By probing this period with advanced radio telescopes, astronomers will gain valuable insights into how the first galaxies formed and evolved. This is the purpose of the Hydrogen Epoch of Reionization Array (HERA), a radio telescope dedicated to observing the large-scale structure of the cosmos during and before the Epoch of Reionization located in the Karoo desert in South Africa. In a recent paper, the HERA Collaboration reports how it doubled the array’s sensitivity and how their observations will lead to the first 3D map of Cosmic Dawn.
It is an exciting time for astronomers and cosmologists. Since the James Webb Space Telescope (JWST), astronomers have been treated to the most vivid and detailed images of the Universe ever taken. Webb‘s powerful infrared imagers, spectrometers, and coronographs will allow for even more in the near future, including everything from surveys of the early Universe to direct imaging studies of exoplanets. Moreover, several next-generation telescopes will become operational in the coming years with 30-meter (~98.5 feet) primary mirrors, adaptive optics, spectrometers, and coronographs.
Even with these impressive instruments, astronomers and cosmologists look forward to an era when even more sophisticated and powerful telescopes are available. For example, Zachary Cordero of the Massachusetts Institute of Technology (MIT) recently proposed a telescope with a 100-meter (328-foot) primary mirror that would be autonomously constructed in space and bent into shape by electrostatic actuators.

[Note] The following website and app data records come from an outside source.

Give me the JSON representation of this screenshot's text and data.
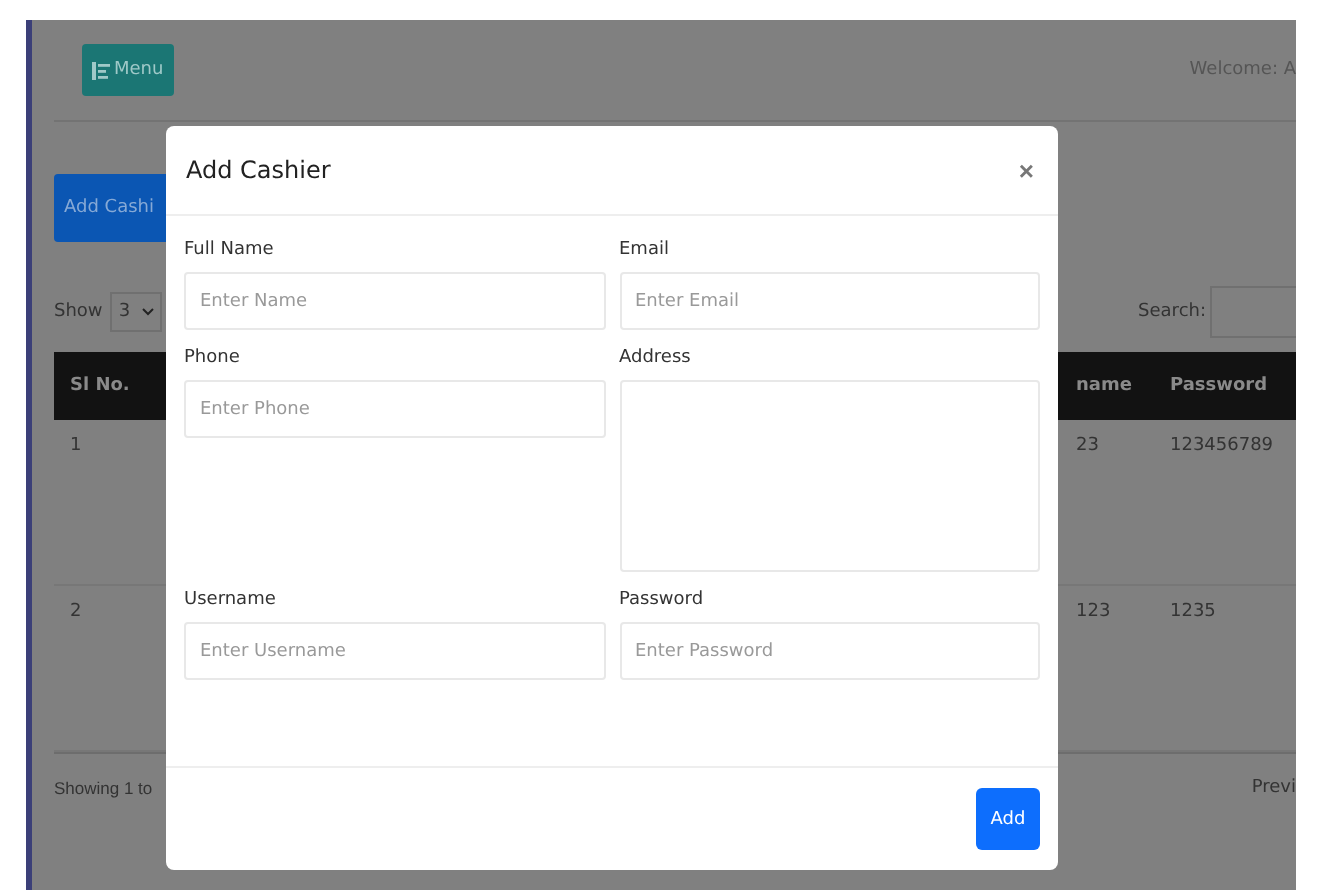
{
  "page": {
    "menu_button": "Menu",
    "welcome": "Welcome: A",
    "add_button": "Add Cashi",
    "show_label": "Show",
    "page_size": "3",
    "search_label": "Search:",
    "table": {
      "columns": [
        "Sl No.",
        "name",
        "Password"
      ],
      "rows": [
        [
          "1",
          "23",
          "123456789"
        ],
        [
          "2",
          "123",
          "1235"
        ]
      ]
    },
    "info": "Showing 1 to",
    "pager": "Previ"
  },
  "modal": {
    "title": "Add Cashier",
    "close": "×",
    "fields": [
      {
        "label": "Full Name",
        "placeholder": "Enter Name",
        "kind": "input"
      },
      {
        "label": "Email",
        "placeholder": "Enter Email",
        "kind": "input"
      },
      {
        "label": "Phone",
        "placeholder": "Enter Phone",
        "kind": "input"
      },
      {
        "label": "Address",
        "kind": "textarea"
      },
      {
        "label": "Username",
        "placeholder": "Enter Username",
        "kind": "input"
      },
      {
        "label": "Password",
        "placeholder": "Enter Password",
        "kind": "input"
      }
    ],
    "submit": "Add"
  }
}
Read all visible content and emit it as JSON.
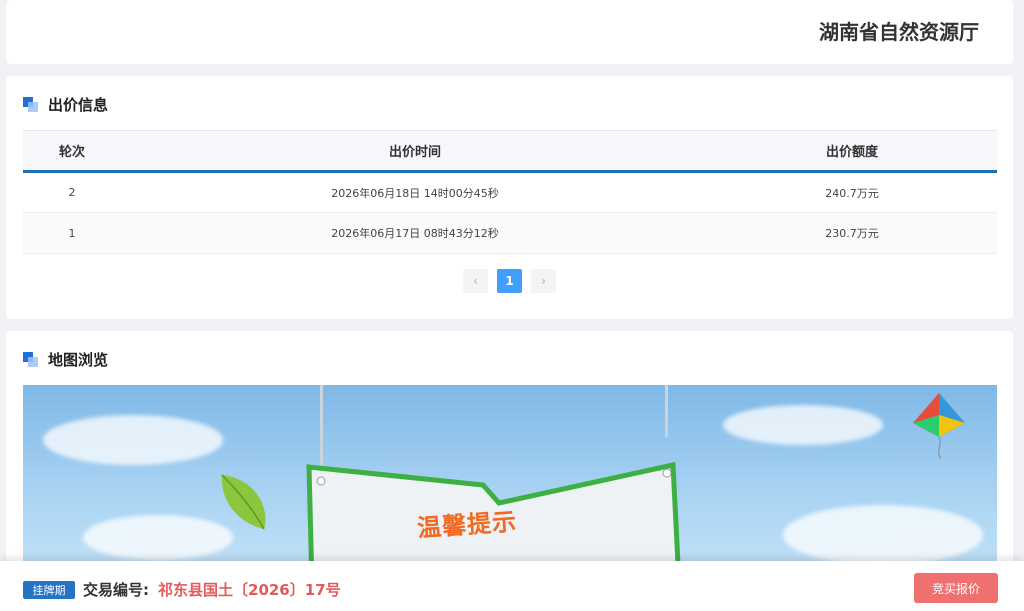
{
  "header": {
    "org_name": "湖南省自然资源厅"
  },
  "bid_section": {
    "title": "出价信息",
    "columns": [
      "轮次",
      "出价时间",
      "出价额度"
    ],
    "rows": [
      {
        "round": "2",
        "time": "2026年06月18日 14时00分45秒",
        "amount": "240.7万元"
      },
      {
        "round": "1",
        "time": "2026年06月17日 08时43分12秒",
        "amount": "230.7万元"
      }
    ],
    "pagination": {
      "prev": "‹",
      "current": "1",
      "next": "›"
    }
  },
  "map_section": {
    "title": "地图浏览",
    "sign_text": "温馨提示"
  },
  "footer": {
    "status_badge": "挂牌期",
    "trade_label": "交易编号:",
    "trade_number": "祁东县国土〔2026〕17号",
    "bid_button": "竞买报价"
  },
  "colors": {
    "accent": "#1f6fb3",
    "page_active": "#409eff",
    "badge": "#2573c5",
    "trade_number": "#e45a5a",
    "bid_button": "#f07070"
  }
}
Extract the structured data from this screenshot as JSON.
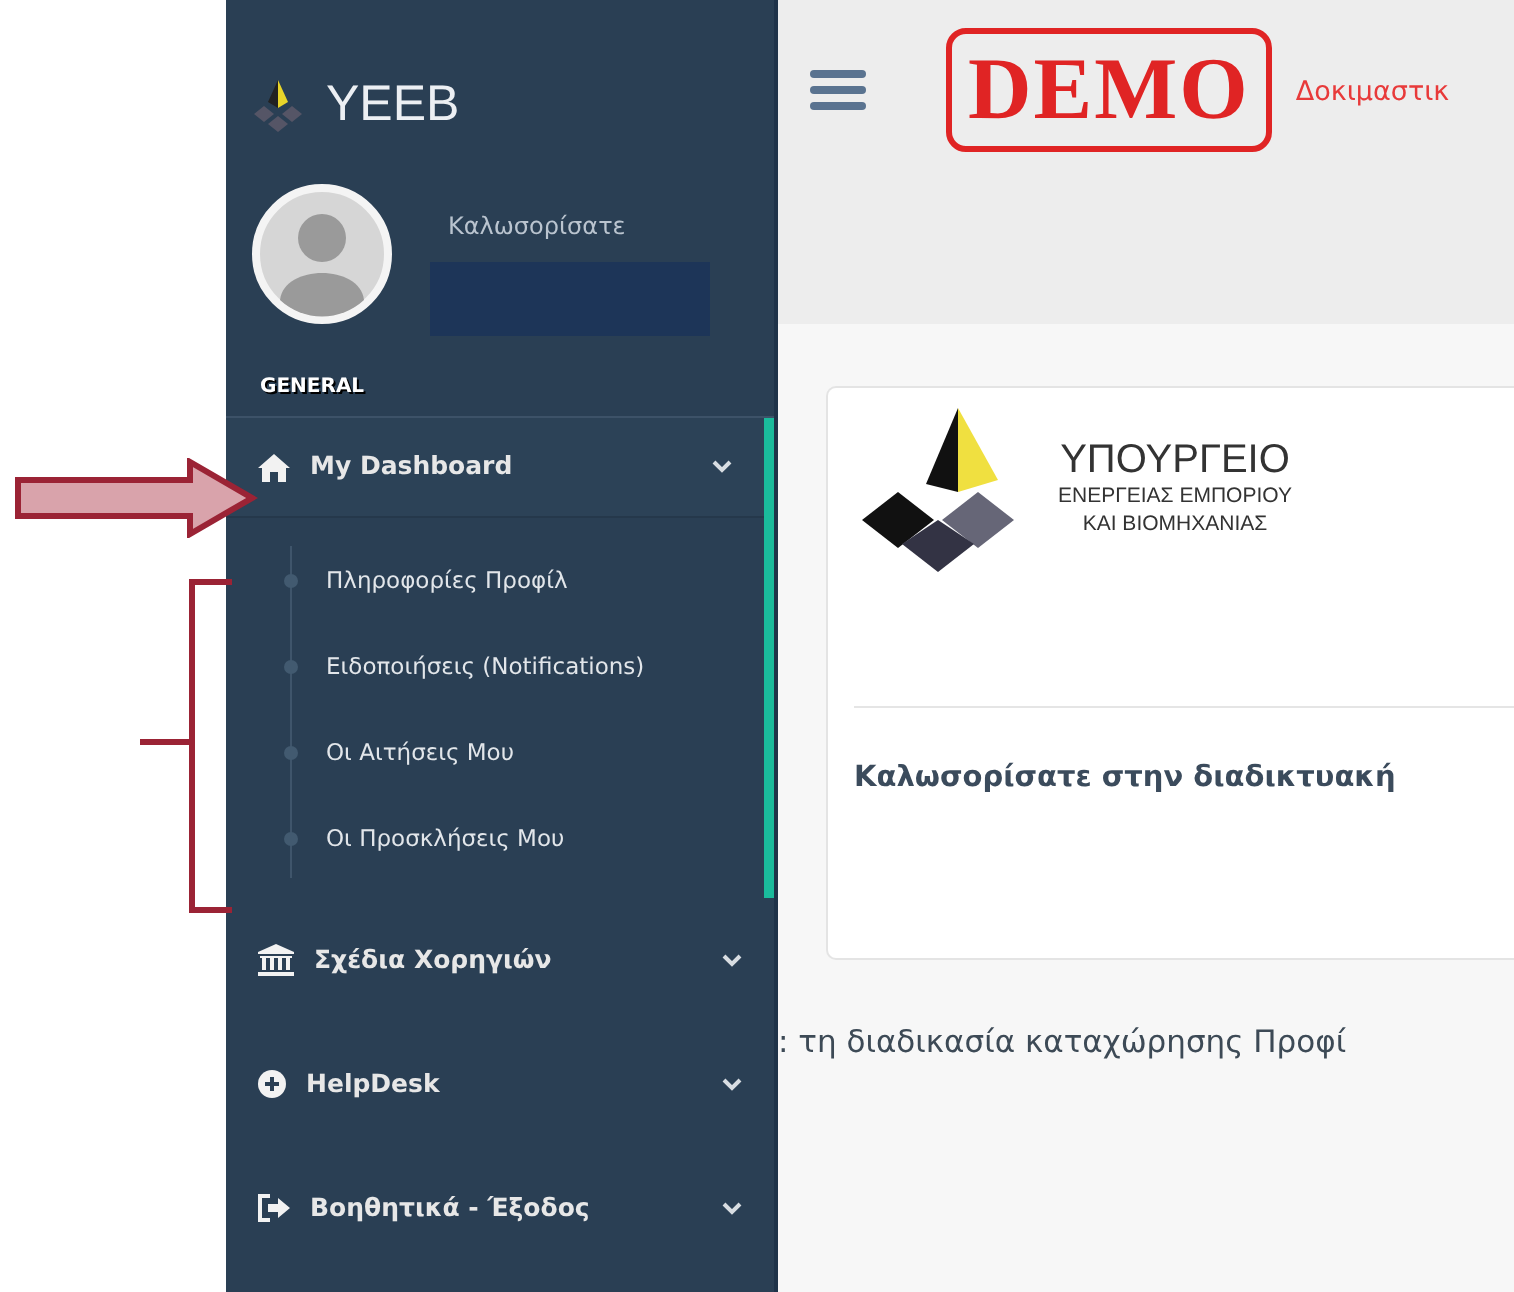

His proposal was one of several concepts selected this year by the NASA Innovative Advanced Concepts (NIAC) program for Phase I development.
Before going to the Moon, the Apollo astronauts trained at various sites on Earth that best approximated the lunar surface, such as the volcanic regions Iceland and Hawaii and deserts in the US Southwest. To help prepare for upcoming robotic and human Artemis missions, a newly upgraded “mini-Moon” lunar testbed will allow astronauts and robots to test out realistic conditions on the Moon including rough terrain and unusual sunlight.
Astronomers have not yet been able to map large portions of the radio emissions from our universe because of interference from the Earth itself. A team of astronomers hopes to change that, beginning with the LuSEE Night mission to the far side of the Moon. It will launch in 2025 and chart a new pathway to Lunar observatories.